News from what Ross Perot used to call the guys in sharkskin suits and alligator shoes– the lobbyists who routinely outvote you and me on Capitol Hill:
The American Israel Public Affairs Committee, which ought to be a registered foreign agent, opens its annual conference in Washington today. Its three big goals right now are to make sure US government aid to Israel is exempted from the across the board budget cuts of the sequester; to make sure Israel can with impunity go on stealing Palestinian land in the West Bank; and to get permission from Congress for the Israeli Air Force to bomb Iran’s civilian nuclear enrichment facilities.
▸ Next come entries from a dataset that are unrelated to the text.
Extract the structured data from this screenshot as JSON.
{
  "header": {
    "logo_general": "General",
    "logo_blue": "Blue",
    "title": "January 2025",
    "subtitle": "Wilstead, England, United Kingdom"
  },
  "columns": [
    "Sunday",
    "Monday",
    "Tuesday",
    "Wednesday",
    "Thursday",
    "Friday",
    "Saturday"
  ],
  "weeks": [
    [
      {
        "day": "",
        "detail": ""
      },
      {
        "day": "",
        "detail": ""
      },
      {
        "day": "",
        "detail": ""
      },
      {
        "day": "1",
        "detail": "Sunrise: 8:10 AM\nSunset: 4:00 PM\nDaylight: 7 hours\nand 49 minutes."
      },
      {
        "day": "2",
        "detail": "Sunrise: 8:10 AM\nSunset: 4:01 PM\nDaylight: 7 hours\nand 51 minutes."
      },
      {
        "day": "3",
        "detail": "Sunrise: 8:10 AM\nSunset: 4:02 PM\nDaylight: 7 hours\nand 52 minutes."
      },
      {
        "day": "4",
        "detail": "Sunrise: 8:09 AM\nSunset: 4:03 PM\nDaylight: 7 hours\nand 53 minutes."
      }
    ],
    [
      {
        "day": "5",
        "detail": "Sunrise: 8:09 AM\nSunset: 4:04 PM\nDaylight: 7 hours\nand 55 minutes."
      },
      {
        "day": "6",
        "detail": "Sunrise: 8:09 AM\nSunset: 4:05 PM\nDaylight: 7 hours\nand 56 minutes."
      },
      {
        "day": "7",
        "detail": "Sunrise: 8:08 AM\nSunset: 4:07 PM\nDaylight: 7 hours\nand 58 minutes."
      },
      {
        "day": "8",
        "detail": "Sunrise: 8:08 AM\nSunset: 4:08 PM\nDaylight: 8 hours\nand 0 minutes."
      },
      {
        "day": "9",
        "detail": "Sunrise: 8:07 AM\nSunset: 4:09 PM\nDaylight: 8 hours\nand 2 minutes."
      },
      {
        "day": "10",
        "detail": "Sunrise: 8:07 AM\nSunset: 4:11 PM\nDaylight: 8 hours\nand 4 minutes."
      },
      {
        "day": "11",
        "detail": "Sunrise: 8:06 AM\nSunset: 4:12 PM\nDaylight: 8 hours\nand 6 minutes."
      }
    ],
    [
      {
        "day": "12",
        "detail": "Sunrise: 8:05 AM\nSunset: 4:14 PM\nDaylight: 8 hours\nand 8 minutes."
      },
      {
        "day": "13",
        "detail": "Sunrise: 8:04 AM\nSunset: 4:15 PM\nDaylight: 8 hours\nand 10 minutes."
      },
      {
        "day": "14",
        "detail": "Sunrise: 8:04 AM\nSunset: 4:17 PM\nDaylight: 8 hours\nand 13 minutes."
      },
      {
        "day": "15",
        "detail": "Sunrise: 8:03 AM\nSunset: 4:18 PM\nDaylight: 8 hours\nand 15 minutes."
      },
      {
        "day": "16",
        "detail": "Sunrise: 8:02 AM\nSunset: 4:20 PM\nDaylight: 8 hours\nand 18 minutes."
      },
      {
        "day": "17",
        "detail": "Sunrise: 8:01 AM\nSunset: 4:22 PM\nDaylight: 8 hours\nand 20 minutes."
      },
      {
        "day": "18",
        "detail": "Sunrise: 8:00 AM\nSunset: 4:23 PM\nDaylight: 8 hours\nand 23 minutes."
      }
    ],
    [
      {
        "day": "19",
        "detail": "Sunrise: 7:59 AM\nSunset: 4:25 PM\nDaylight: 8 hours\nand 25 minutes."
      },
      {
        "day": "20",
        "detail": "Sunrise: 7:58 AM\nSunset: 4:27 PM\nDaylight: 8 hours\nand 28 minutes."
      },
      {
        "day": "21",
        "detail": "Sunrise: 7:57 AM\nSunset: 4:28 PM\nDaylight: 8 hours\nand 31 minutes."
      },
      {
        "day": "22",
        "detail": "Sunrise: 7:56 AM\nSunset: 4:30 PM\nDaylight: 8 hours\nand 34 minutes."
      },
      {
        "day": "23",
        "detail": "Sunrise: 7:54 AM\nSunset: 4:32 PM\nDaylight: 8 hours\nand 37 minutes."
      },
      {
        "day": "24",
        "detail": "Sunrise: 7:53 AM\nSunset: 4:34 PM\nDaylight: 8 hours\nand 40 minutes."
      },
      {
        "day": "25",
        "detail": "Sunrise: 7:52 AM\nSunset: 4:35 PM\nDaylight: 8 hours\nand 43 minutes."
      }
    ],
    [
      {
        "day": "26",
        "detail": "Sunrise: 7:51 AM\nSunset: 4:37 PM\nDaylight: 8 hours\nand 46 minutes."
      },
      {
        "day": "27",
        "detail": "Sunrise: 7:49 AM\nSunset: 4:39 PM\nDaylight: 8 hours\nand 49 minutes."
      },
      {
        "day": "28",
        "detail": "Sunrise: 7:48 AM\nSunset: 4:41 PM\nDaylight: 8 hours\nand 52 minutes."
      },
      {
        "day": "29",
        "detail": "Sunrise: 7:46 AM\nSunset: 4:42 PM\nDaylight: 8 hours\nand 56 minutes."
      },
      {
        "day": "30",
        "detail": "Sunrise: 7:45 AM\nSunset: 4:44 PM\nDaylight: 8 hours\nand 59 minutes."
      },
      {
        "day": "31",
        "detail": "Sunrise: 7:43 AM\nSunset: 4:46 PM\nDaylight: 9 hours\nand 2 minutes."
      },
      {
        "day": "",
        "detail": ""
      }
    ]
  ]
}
Since Israel is a middle-income country with a nominal per capita income higher than Spain or South Korea, it is mysterious why the US taxpayer should outright give it so much money every year– more especially since the Israelis are breaking international law with their aggressive colonization of the West Bank, which causes no end of trouble for the United States in the Muslim World. Why it should be exempted from the effects of the sequester, when ordinary Americans will not, is further mysterious.
“urges that, if the Government of Israel is 3 compelled to take military action in self-defense, the 4 United States Government should stand with Israel 5 and provide diplomatic, military, and economic support to the Government of Israel in its defense of its territory, people, and existence.”
Although the resolution denies being an authorization for war, that is clearly what it is. It was introduced by Lindsey Graham (of course) and Robert Menendez.
An Israeli attack on Iran would certainly draw in the United States. Thousands of US personnel in Baghdad, Qatar and Bahrain would be vulnerable to covert, proxy attacks in response. The Pentagon has repeatedly warned the Israelis about doing anything that might force the US into hostilities, and the brass won’t be happy about this irresponsible resolution.
Former National Security Council staffer and Columbia professor of Political Science Gary Sick notes, “Initiating a war is the gravest step any nation can take. This legislation would effectively entrust that decision to a regional state. Such a decision is an American sovereign responsibility. It cannot be outsourced.”
Just Foreign Policy has suggestions for how you can protest this irresponsible resolution to your elected representatives.